- Exchanges from reserves — If individual A is present on a Canadian bitcoin exchange and buys or sells bitcoins from the reserves of the exchange itself (again, assuming Canadian dollar only transactions), then there’s still no remittance or transfer of funds by the exchange. Again, this is still an exchange of goods for money, at least in FinTRAC’s view. Note that, in both scenarios 1 and 2, if there’s a conversion from Canadian dollars to BTC — or just from BTC — to another non-Canadian fiat currency, then the foreign exchange rules would apply and the exchange would be an MSB within the meaning of the Regulations.
- Bitcoins as intermediary goods or currency — If the ‘bitcoin part’ of the transaction is solely as an intermediary step between two fiat currencies, then the exchange will be a foreign exchange and subject to the rules. For example, if individuals A and B are on a Canadian bitcoin exchange and A transmits Canadian dollars to B that are converted to BTC and then, as part of the transaction, those bitcoins are received by B in UK pounds sterling, that would be a foreign exchange transaction and the exchange would be subject to the MSB rules. (This last scenario seems odd. One would think that few transactions or contracts would call for exchange in and out of a volatile currency like bitcoin in this manner. Conceptually, however, it might happen, e.g., if a contract between parties in different countries were denominated in bitcoins.)
As with the recent comments of the CRA on bitcoin, I think treating bitcoins as a foreign currency makes more conceptual sense — it would also clearly mean that bitcoin exchanges are reporting entities — but the view now is that BTC-Canadian dollar and vice versa exchanges are generally outside of the ambit of the PCMLTFA and the Regulations.

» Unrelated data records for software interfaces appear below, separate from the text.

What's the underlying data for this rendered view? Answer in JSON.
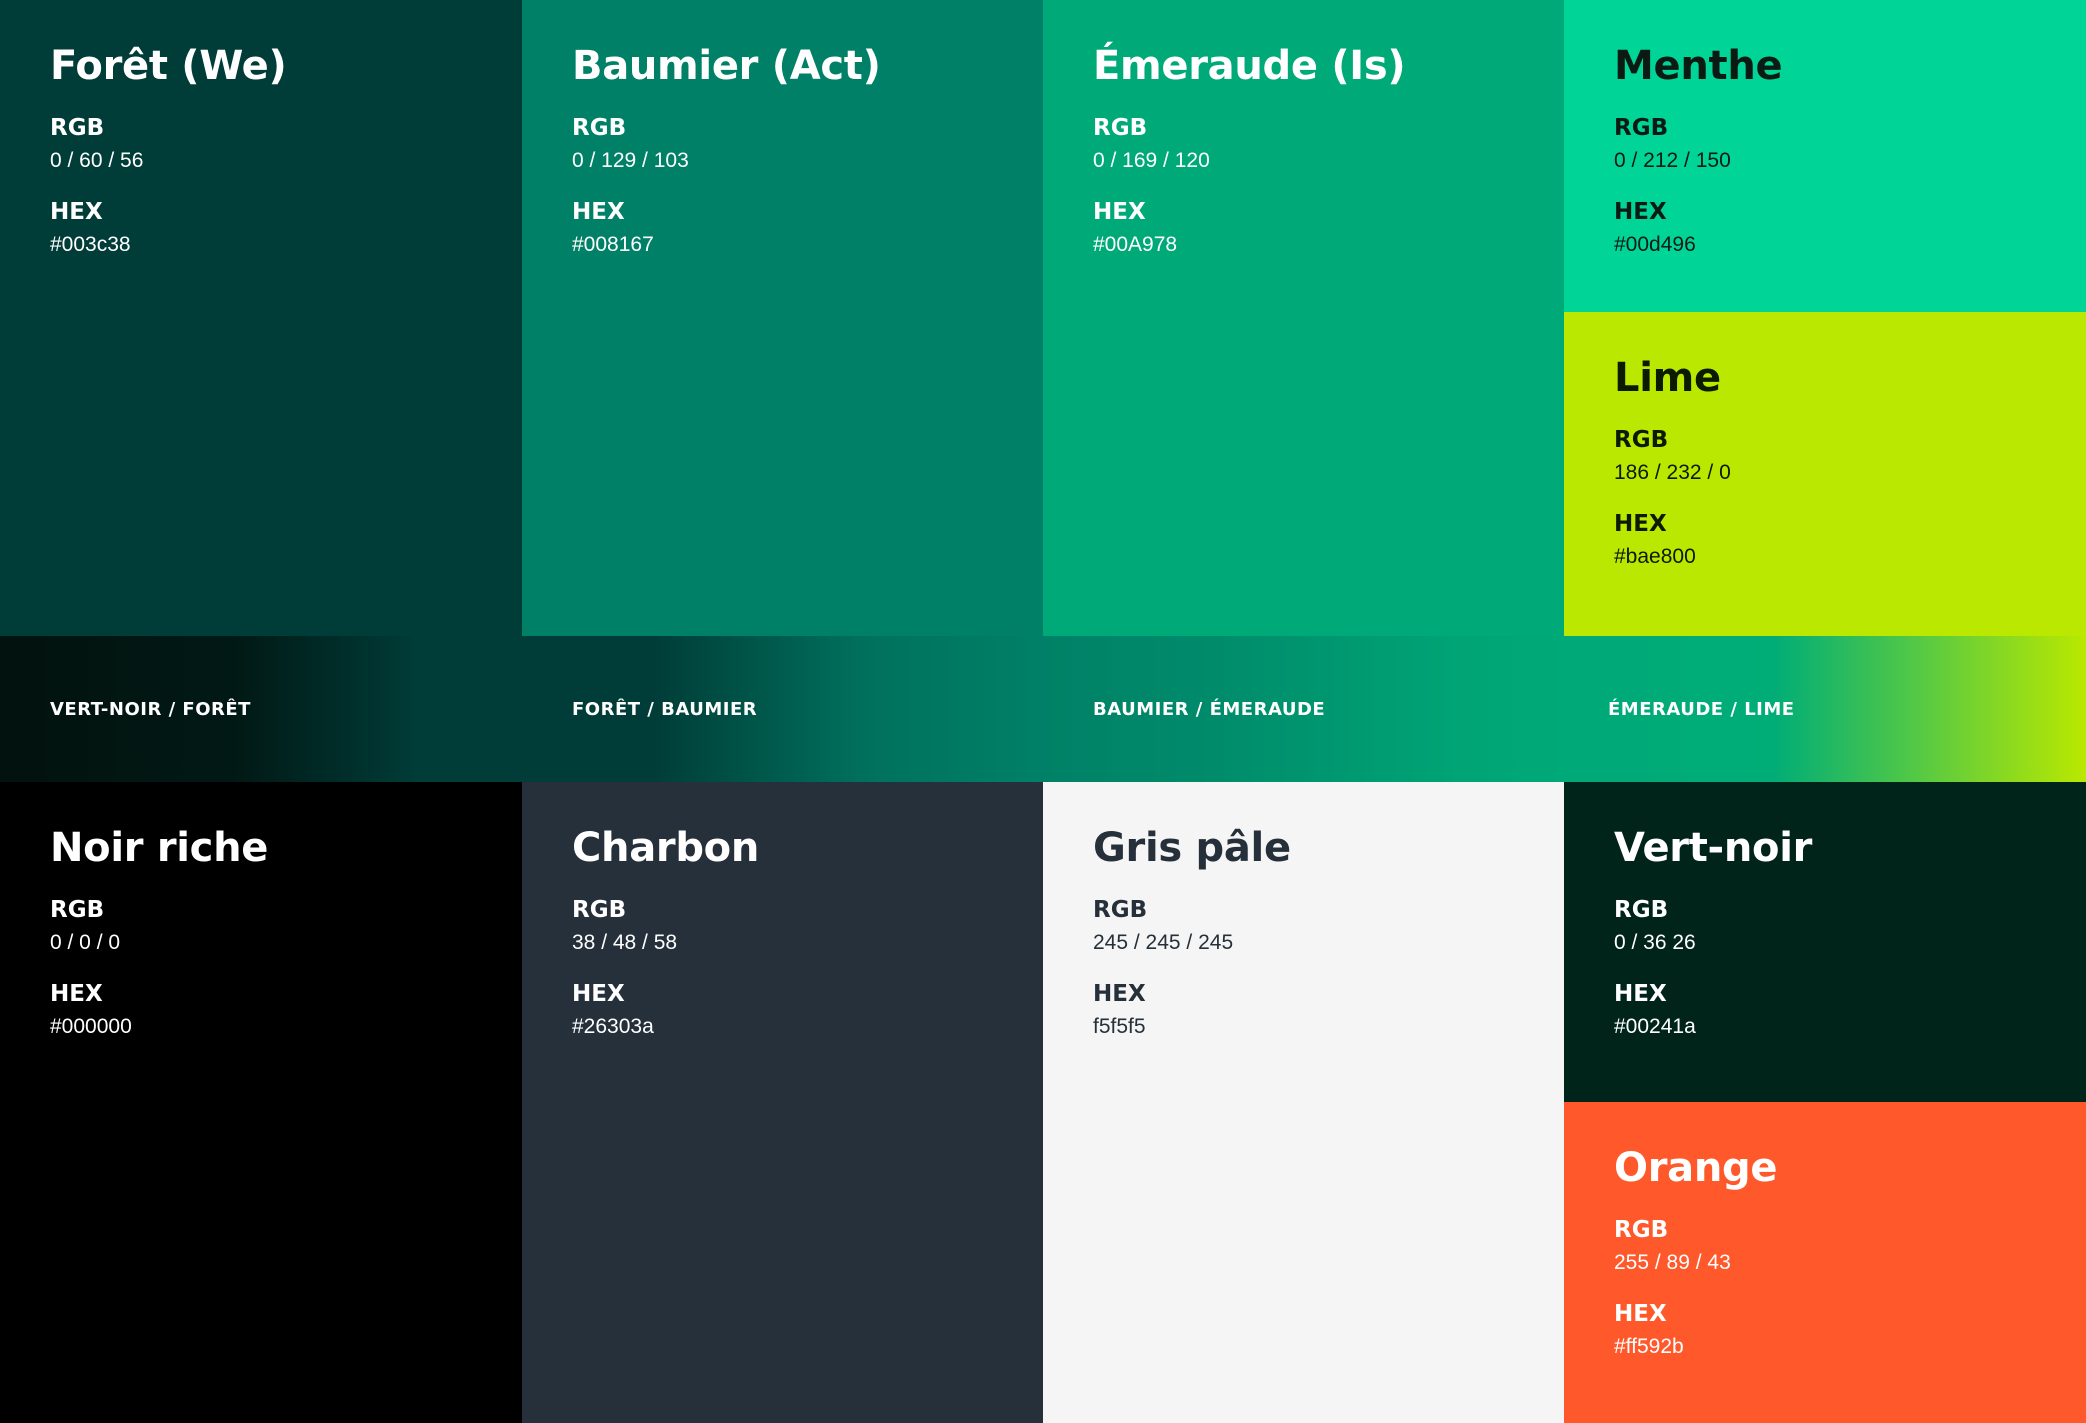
{
  "labels": {
    "rgb": "RGB",
    "hex": "HEX"
  },
  "colors": {
    "foret": {
      "name": "Forêt (We)",
      "rgb": "0 / 60 / 56",
      "hex": "#003c38",
      "swatch": "#003c38"
    },
    "baumier": {
      "name": "Baumier (Act)",
      "rgb": "0 / 129 / 103",
      "hex": "#008167",
      "swatch": "#008167"
    },
    "emeraude": {
      "name": "Émeraude (Is)",
      "rgb": "0 / 169 / 120",
      "hex": "#00A978",
      "swatch": "#00a978"
    },
    "menthe": {
      "name": "Menthe",
      "rgb": "0 / 212 / 150",
      "hex": "#00d496",
      "swatch": "#00d496"
    },
    "lime": {
      "name": "Lime",
      "rgb": "186 / 232 / 0",
      "hex": "#bae800",
      "swatch": "#bae800"
    },
    "noir_riche": {
      "name": "Noir riche",
      "rgb": "0 / 0 / 0",
      "hex": "#000000",
      "swatch": "#000000"
    },
    "charbon": {
      "name": "Charbon",
      "rgb": "38 / 48 / 58",
      "hex": "#26303a",
      "swatch": "#26303a"
    },
    "gris_pale": {
      "name": "Gris pâle",
      "rgb": "245 / 245 / 245",
      "hex": "f5f5f5",
      "swatch": "#f5f5f5"
    },
    "vert_noir": {
      "name": "Vert-noir",
      "rgb": "0 / 36 26",
      "hex": "#00241a",
      "swatch": "#00241a"
    },
    "orange": {
      "name": "Orange",
      "rgb": "255 / 89 / 43",
      "hex": "#ff592b",
      "swatch": "#ff592b"
    }
  },
  "gradients": [
    {
      "label": "VERT-NOIR / FORÊT",
      "from": "#00241a",
      "to": "#003c38"
    },
    {
      "label": "FORÊT / BAUMIER",
      "from": "#003c38",
      "to": "#008167"
    },
    {
      "label": "BAUMIER / ÉMERAUDE",
      "from": "#008167",
      "to": "#00a978"
    },
    {
      "label": "ÉMERAUDE / LIME",
      "from": "#00a978",
      "to": "#bae800"
    }
  ]
}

This may change. The statutory and regulatory structure in Canada was drafted before bitcoins were invented. This posture by FinTRAC can lead to a number of money laundering risks that, if unaddressed, will certainly draw the FATF’s attention. The FATF monitors and periodically reports on every country’s anti-money laundering and counter-terrorist financing regimes. The FATF can bring immense pressure, both through its own moral authority and through its membership, on countries to change laws and curtail practices that present AML and CTF risks.
For now, however, Canada could become an interesting and welcome locale for bitcoin entrepreneurs pursuing exchange or other transactional models, either to confine themselves to the growing Canadian bitcoin market or as a proving ground for further international expansion.